Start of Data
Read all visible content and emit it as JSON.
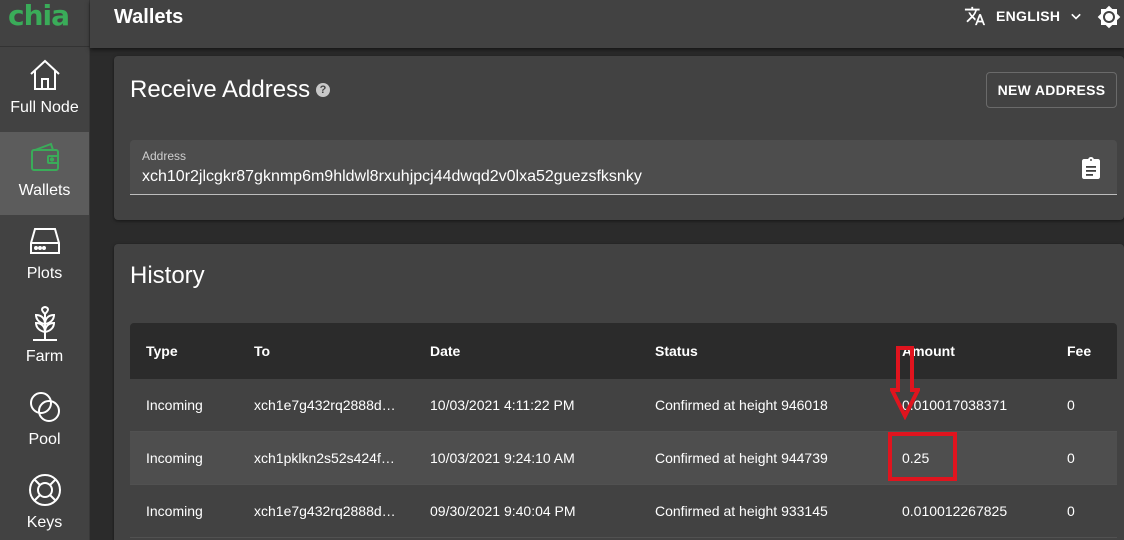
{
  "app": {
    "logo": "chia",
    "page_title": "Wallets"
  },
  "sidebar": {
    "items": [
      {
        "label": "Full Node",
        "icon": "home-icon",
        "active": false
      },
      {
        "label": "Wallets",
        "icon": "wallet-icon",
        "active": true
      },
      {
        "label": "Plots",
        "icon": "hard-drive-icon",
        "active": false
      },
      {
        "label": "Farm",
        "icon": "plant-icon",
        "active": false
      },
      {
        "label": "Pool",
        "icon": "pool-icon",
        "active": false
      },
      {
        "label": "Keys",
        "icon": "lifebuoy-icon",
        "active": false
      }
    ]
  },
  "topbar": {
    "language": "ENGLISH"
  },
  "receive": {
    "title": "Receive Address",
    "new_address_label": "NEW ADDRESS",
    "address_label": "Address",
    "address_value": "xch10r2jlcgkr87gknmp6m9hldwl8rxuhjpcj44dwqd2v0lxa52guezsfksnky"
  },
  "history": {
    "title": "History",
    "columns": [
      "Type",
      "To",
      "Date",
      "Status",
      "Amount",
      "Fee"
    ],
    "rows": [
      {
        "type": "Incoming",
        "to": "xch1e7g432rq2888d…",
        "date": "10/03/2021 4:11:22 PM",
        "status": "Confirmed at height 946018",
        "amount": "0.010017038371",
        "fee": "0"
      },
      {
        "type": "Incoming",
        "to": "xch1pklkn2s52s424f…",
        "date": "10/03/2021 9:24:10 AM",
        "status": "Confirmed at height 944739",
        "amount": "0.25",
        "fee": "0"
      },
      {
        "type": "Incoming",
        "to": "xch1e7g432rq2888d…",
        "date": "09/30/2021 9:40:04 PM",
        "status": "Confirmed at height 933145",
        "amount": "0.010012267825",
        "fee": "0"
      }
    ]
  },
  "colors": {
    "brand_green": "#3aac59",
    "annotation_red": "#e0141e"
  }
}
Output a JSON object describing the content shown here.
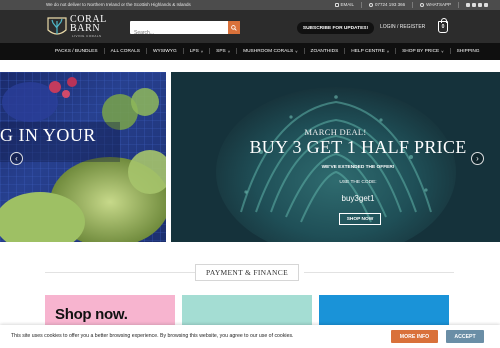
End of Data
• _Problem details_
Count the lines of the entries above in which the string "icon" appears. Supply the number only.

• _Response to the exercise_
6